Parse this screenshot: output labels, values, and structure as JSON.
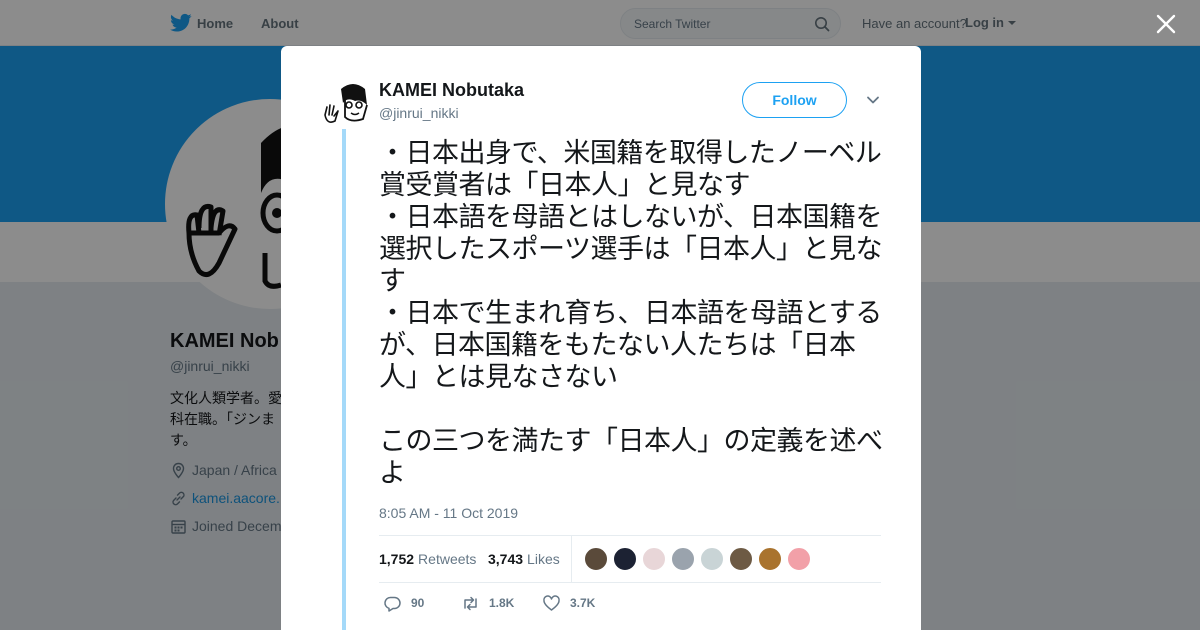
{
  "topnav": {
    "home_label": "Home",
    "about_label": "About",
    "search_placeholder": "Search Twitter",
    "have_account_text": "Have an account?",
    "login_label": "Log in"
  },
  "profile": {
    "name": "KAMEI Nob",
    "handle": "@jinrui_nikki",
    "bio": "文化人類学者。愛学科在職。「ジンます。",
    "location": "Japan / Africa",
    "url": "kamei.aacore.",
    "joined": "Joined Decem"
  },
  "tweet": {
    "author_name": "KAMEI Nobutaka",
    "author_handle": "@jinrui_nikki",
    "follow_label": "Follow",
    "text": "・日本出身で、米国籍を取得したノーベル賞受賞者は「日本人」と見なす\n・日本語を母語とはしないが、日本国籍を選択したスポーツ選手は「日本人」と見なす\n・日本で生まれ育ち、日本語を母語とするが、日本国籍をもたない人たちは「日本人」とは見なさない\n\nこの三つを満たす「日本人」の定義を述べよ",
    "timestamp": "8:05 AM - 11 Oct 2019",
    "retweets_count": "1,752",
    "retweets_label": "Retweets",
    "likes_count": "3,743",
    "likes_label": "Likes",
    "reply_count": "90",
    "retweet_action_count": "1.8K",
    "like_action_count": "3.7K"
  },
  "likers": [
    {
      "color": "#5a4a3a"
    },
    {
      "color": "#1c2233"
    },
    {
      "color": "#e8d6d8"
    },
    {
      "color": "#9aa3ad"
    },
    {
      "color": "#c9d4d6"
    },
    {
      "color": "#6d5a44"
    },
    {
      "color": "#a9732e"
    },
    {
      "color": "#f2a0a8"
    }
  ],
  "colors": {
    "brand_blue": "#1da1f2",
    "banner": "#1da1f2",
    "thread_line": "#a4d9f9"
  },
  "icons": [
    "twitter-bird-icon",
    "search-icon",
    "close-icon",
    "chevron-down-icon",
    "reply-icon",
    "retweet-icon",
    "heart-icon",
    "location-icon",
    "link-icon",
    "calendar-icon"
  ]
}
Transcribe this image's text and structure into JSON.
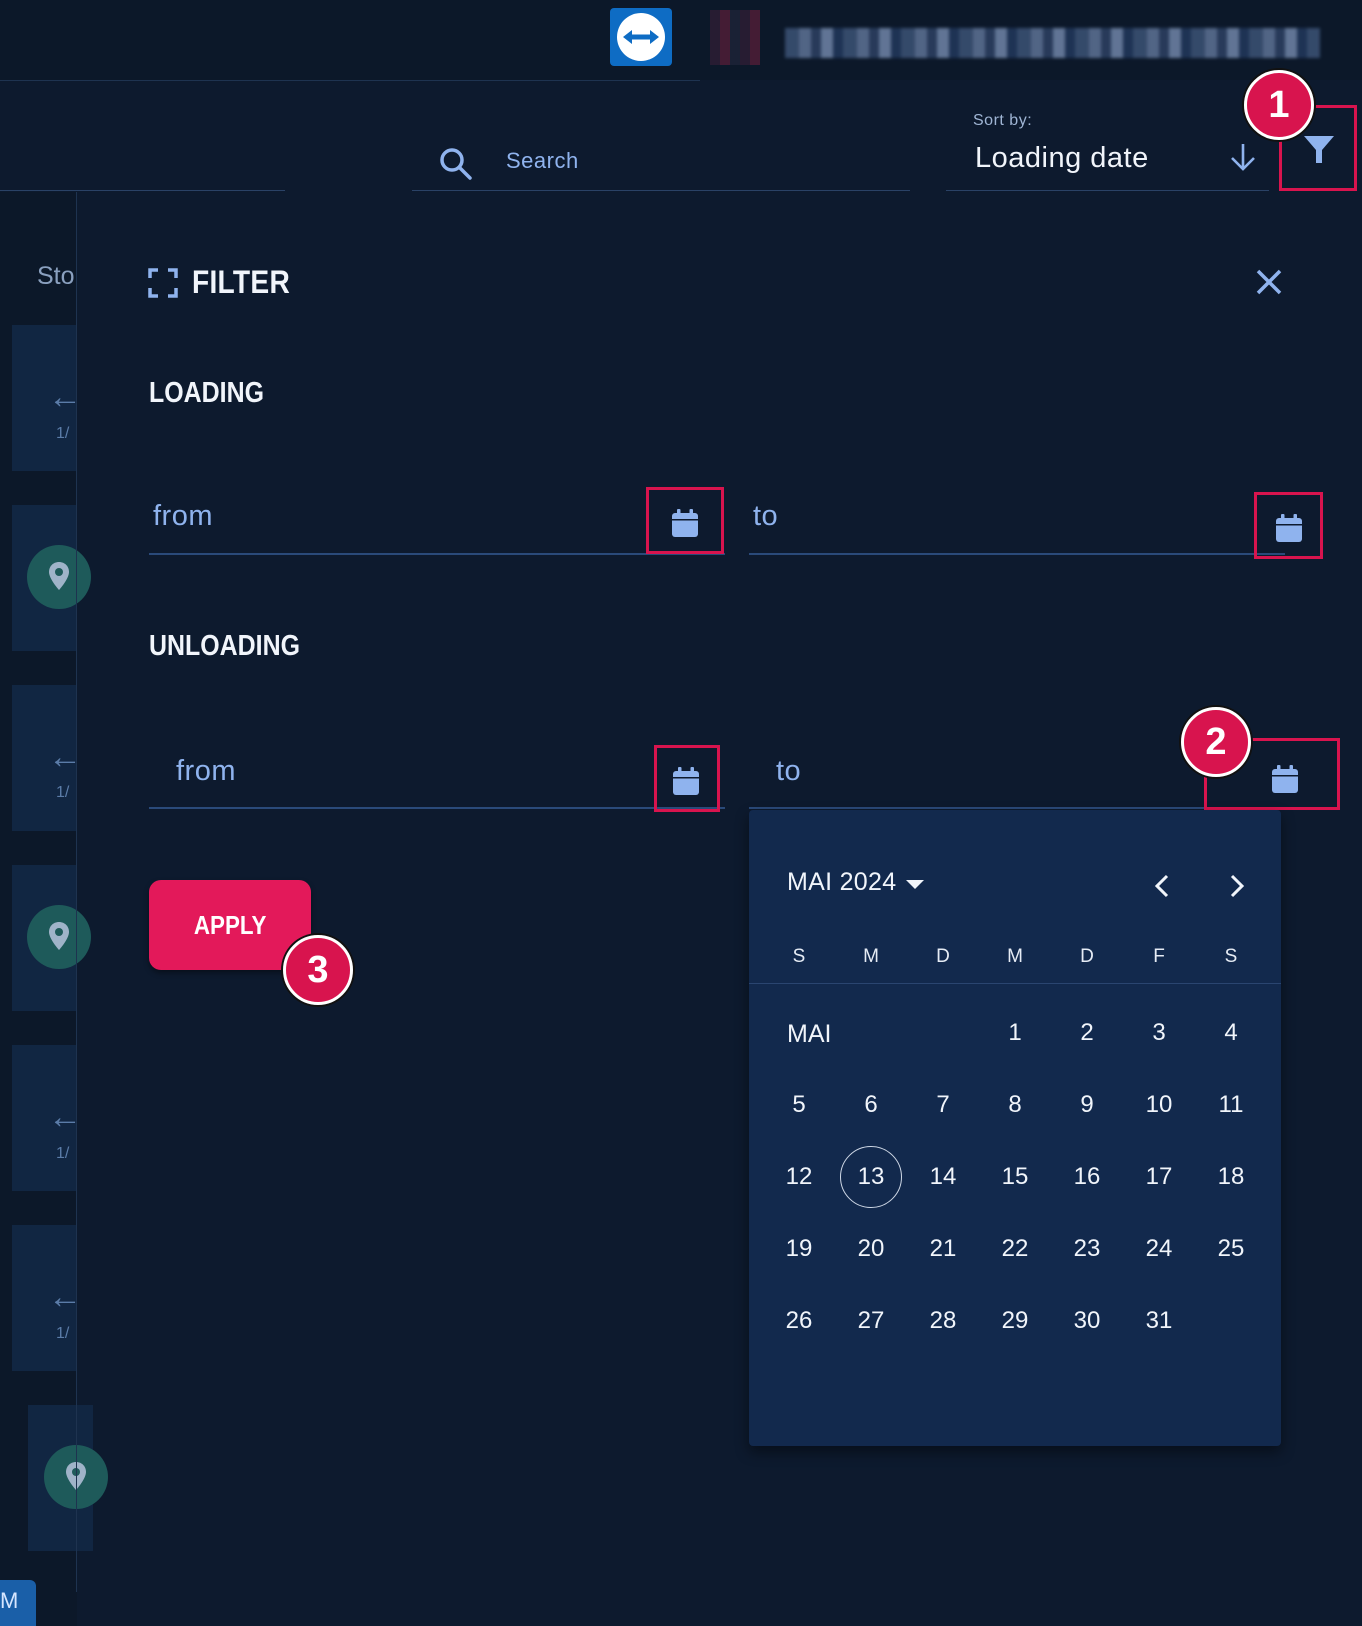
{
  "header": {
    "search_placeholder": "Search",
    "sort_caption": "Sort by:",
    "sort_value": "Loading date"
  },
  "left_list": {
    "column_label": "Sto",
    "row_counts": [
      "1/",
      "1/",
      "1/",
      "1/"
    ],
    "bottom_chip": "M"
  },
  "filter_panel": {
    "title": "FILTER",
    "loading": {
      "title": "LOADING",
      "from_placeholder": "from",
      "to_placeholder": "to"
    },
    "unloading": {
      "title": "UNLOADING",
      "from_placeholder": "from",
      "to_placeholder": "to"
    },
    "apply_label": "APPLY"
  },
  "markers": [
    "1",
    "2",
    "3"
  ],
  "calendar": {
    "month_year": "MAI 2024",
    "weekdays": [
      "S",
      "M",
      "D",
      "M",
      "D",
      "F",
      "S"
    ],
    "month_label": "MAI",
    "selected_day": "13",
    "days": [
      "1",
      "2",
      "3",
      "4",
      "5",
      "6",
      "7",
      "8",
      "9",
      "10",
      "11",
      "12",
      "13",
      "14",
      "15",
      "16",
      "17",
      "18",
      "19",
      "20",
      "21",
      "22",
      "23",
      "24",
      "25",
      "26",
      "27",
      "28",
      "29",
      "30",
      "31"
    ],
    "first_weekday_index": 3
  },
  "colors": {
    "background": "#0d1a2e",
    "accent": "#e3195a",
    "highlight_border": "#d8144e",
    "icon_blue": "#8fb3ee",
    "calendar_bg": "#12294d"
  }
}
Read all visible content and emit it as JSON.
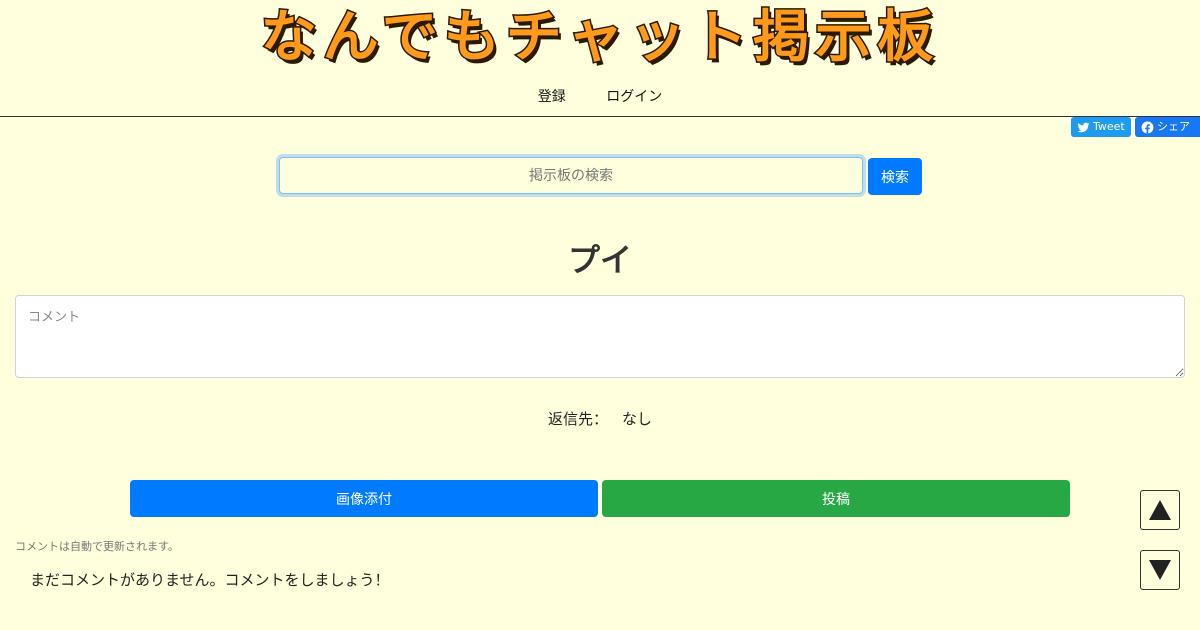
{
  "header": {
    "site_title": "なんでもチャット掲示板",
    "nav": {
      "register": "登録",
      "login": "ログイン"
    }
  },
  "share": {
    "tweet_label": "Tweet",
    "facebook_label": "シェア"
  },
  "search": {
    "placeholder": "掲示板の検索",
    "button_label": "検索"
  },
  "board": {
    "title": "プイ"
  },
  "comment_form": {
    "placeholder": "コメント",
    "reply_label": "返信先：",
    "reply_value": "なし",
    "attach_image_label": "画像添付",
    "post_label": "投稿"
  },
  "comments": {
    "auto_update_note": "コメントは自動で更新されます。",
    "empty_message": "まだコメントがありません。コメントをしましょう！"
  },
  "colors": {
    "background": "#ffffdd",
    "primary": "#007bff",
    "success": "#28a745",
    "title_orange": "#ff9a1a"
  }
}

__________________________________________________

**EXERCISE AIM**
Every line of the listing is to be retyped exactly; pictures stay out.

**RESPONSE TO THIS EXERCISE**
Parse this screenshot: output labels, values, and structure as JSON.
{
  "topnav": {
    "home_label": "Home",
    "about_label": "About",
    "search_placeholder": "Search Twitter",
    "have_account_text": "Have an account?",
    "login_label": "Log in"
  },
  "profile": {
    "name": "KAMEI Nob",
    "handle": "@jinrui_nikki",
    "bio": "文化人類学者。愛学科在職。「ジンます。",
    "location": "Japan / Africa",
    "url": "kamei.aacore.",
    "joined": "Joined Decem"
  },
  "tweet": {
    "author_name": "KAMEI Nobutaka",
    "author_handle": "@jinrui_nikki",
    "follow_label": "Follow",
    "text": "・日本出身で、米国籍を取得したノーベル賞受賞者は「日本人」と見なす\n・日本語を母語とはしないが、日本国籍を選択したスポーツ選手は「日本人」と見なす\n・日本で生まれ育ち、日本語を母語とするが、日本国籍をもたない人たちは「日本人」とは見なさない\n\nこの三つを満たす「日本人」の定義を述べよ",
    "timestamp": "8:05 AM - 11 Oct 2019",
    "retweets_count": "1,752",
    "retweets_label": "Retweets",
    "likes_count": "3,743",
    "likes_label": "Likes",
    "reply_count": "90",
    "retweet_action_count": "1.8K",
    "like_action_count": "3.7K"
  },
  "likers": [
    {
      "color": "#5a4a3a"
    },
    {
      "color": "#1c2233"
    },
    {
      "color": "#e8d6d8"
    },
    {
      "color": "#9aa3ad"
    },
    {
      "color": "#c9d4d6"
    },
    {
      "color": "#6d5a44"
    },
    {
      "color": "#a9732e"
    },
    {
      "color": "#f2a0a8"
    }
  ],
  "colors": {
    "brand_blue": "#1da1f2",
    "banner": "#1da1f2",
    "thread_line": "#a4d9f9"
  },
  "icons": [
    "twitter-bird-icon",
    "search-icon",
    "close-icon",
    "chevron-down-icon",
    "reply-icon",
    "retweet-icon",
    "heart-icon",
    "location-icon",
    "link-icon",
    "calendar-icon"
  ]
}
Transcribe this image's text and structure into JSON.
{
  "header": {
    "search_placeholder": "Search",
    "sort_caption": "Sort by:",
    "sort_value": "Loading date"
  },
  "left_list": {
    "column_label": "Sto",
    "row_counts": [
      "1/",
      "1/",
      "1/",
      "1/"
    ],
    "bottom_chip": "M"
  },
  "filter_panel": {
    "title": "FILTER",
    "loading": {
      "title": "LOADING",
      "from_placeholder": "from",
      "to_placeholder": "to"
    },
    "unloading": {
      "title": "UNLOADING",
      "from_placeholder": "from",
      "to_placeholder": "to"
    },
    "apply_label": "APPLY"
  },
  "markers": [
    "1",
    "2",
    "3"
  ],
  "calendar": {
    "month_year": "MAI 2024",
    "weekdays": [
      "S",
      "M",
      "D",
      "M",
      "D",
      "F",
      "S"
    ],
    "month_label": "MAI",
    "selected_day": "13",
    "days": [
      "1",
      "2",
      "3",
      "4",
      "5",
      "6",
      "7",
      "8",
      "9",
      "10",
      "11",
      "12",
      "13",
      "14",
      "15",
      "16",
      "17",
      "18",
      "19",
      "20",
      "21",
      "22",
      "23",
      "24",
      "25",
      "26",
      "27",
      "28",
      "29",
      "30",
      "31"
    ],
    "first_weekday_index": 3
  },
  "colors": {
    "background": "#0d1a2e",
    "accent": "#e3195a",
    "highlight_border": "#d8144e",
    "icon_blue": "#8fb3ee",
    "calendar_bg": "#12294d"
  }
}
Read all visible content and emit it as JSON.
{
  "header": {
    "site_title": "なんでもチャット掲示板",
    "nav": {
      "register": "登録",
      "login": "ログイン"
    }
  },
  "share": {
    "tweet_label": "Tweet",
    "facebook_label": "シェア"
  },
  "search": {
    "placeholder": "掲示板の検索",
    "button_label": "検索"
  },
  "board": {
    "title": "プイ"
  },
  "comment_form": {
    "placeholder": "コメント",
    "reply_label": "返信先：",
    "reply_value": "なし",
    "attach_image_label": "画像添付",
    "post_label": "投稿"
  },
  "comments": {
    "auto_update_note": "コメントは自動で更新されます。",
    "empty_message": "まだコメントがありません。コメントをしましょう！"
  },
  "colors": {
    "background": "#ffffdd",
    "primary": "#007bff",
    "success": "#28a745",
    "title_orange": "#ff9a1a"
  }
}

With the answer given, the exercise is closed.